# TASK GOAL:
Search term "title": copy each line of the records that contains it.

------ EXTRACTED RECORDS

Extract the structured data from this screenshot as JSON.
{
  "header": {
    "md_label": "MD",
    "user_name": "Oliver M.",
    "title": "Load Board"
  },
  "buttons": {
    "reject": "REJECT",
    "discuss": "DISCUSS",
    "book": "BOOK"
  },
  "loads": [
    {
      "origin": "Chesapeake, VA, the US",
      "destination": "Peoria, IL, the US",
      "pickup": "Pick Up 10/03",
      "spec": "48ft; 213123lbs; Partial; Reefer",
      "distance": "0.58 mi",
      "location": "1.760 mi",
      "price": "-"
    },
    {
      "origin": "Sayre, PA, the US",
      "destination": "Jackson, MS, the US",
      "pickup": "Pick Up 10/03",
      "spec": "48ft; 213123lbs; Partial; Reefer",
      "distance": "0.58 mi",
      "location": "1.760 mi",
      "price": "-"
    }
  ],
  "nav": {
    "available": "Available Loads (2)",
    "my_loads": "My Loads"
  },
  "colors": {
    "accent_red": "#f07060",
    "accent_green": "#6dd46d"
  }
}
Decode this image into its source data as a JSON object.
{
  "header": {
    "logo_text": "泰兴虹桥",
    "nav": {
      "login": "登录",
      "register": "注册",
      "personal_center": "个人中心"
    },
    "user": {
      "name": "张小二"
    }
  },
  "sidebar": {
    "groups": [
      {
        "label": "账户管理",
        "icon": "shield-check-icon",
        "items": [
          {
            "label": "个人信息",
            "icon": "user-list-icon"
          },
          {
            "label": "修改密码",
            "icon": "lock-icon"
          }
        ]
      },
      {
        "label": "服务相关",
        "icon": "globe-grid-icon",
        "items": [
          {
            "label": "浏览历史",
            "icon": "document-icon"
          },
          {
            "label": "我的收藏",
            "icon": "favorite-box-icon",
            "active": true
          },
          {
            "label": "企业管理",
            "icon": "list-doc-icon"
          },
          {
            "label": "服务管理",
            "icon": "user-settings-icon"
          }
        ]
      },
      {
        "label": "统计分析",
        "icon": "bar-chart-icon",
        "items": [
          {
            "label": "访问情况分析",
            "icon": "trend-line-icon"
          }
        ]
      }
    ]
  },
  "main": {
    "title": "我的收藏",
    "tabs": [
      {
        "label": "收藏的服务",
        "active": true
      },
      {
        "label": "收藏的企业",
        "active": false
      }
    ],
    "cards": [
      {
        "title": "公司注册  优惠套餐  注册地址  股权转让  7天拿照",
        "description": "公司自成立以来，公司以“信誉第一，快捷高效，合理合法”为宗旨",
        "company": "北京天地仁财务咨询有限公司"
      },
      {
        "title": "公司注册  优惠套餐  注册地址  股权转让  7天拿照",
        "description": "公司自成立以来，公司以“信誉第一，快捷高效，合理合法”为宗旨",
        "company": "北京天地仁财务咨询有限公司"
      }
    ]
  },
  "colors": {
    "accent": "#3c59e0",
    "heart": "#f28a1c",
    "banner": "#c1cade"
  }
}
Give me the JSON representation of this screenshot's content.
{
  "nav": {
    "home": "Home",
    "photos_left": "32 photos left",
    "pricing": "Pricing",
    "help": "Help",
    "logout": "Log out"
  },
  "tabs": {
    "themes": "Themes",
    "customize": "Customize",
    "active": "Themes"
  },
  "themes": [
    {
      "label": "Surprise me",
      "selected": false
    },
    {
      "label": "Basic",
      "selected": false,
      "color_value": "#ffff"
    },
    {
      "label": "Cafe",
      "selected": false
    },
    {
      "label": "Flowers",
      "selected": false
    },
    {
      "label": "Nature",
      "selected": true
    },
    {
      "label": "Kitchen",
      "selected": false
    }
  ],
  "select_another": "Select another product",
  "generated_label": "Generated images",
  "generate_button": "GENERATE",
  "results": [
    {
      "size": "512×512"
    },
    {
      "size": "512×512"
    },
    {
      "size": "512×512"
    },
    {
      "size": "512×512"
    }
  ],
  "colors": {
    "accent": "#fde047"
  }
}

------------

# ANSWER:
    "title": "Load Board"
    "title": "我的收藏",
        "title": "公司注册  优惠套餐  注册地址  股权转让  7天拿照",
        "title": "公司注册  优惠套餐  注册地址  股权转让  7天拿照",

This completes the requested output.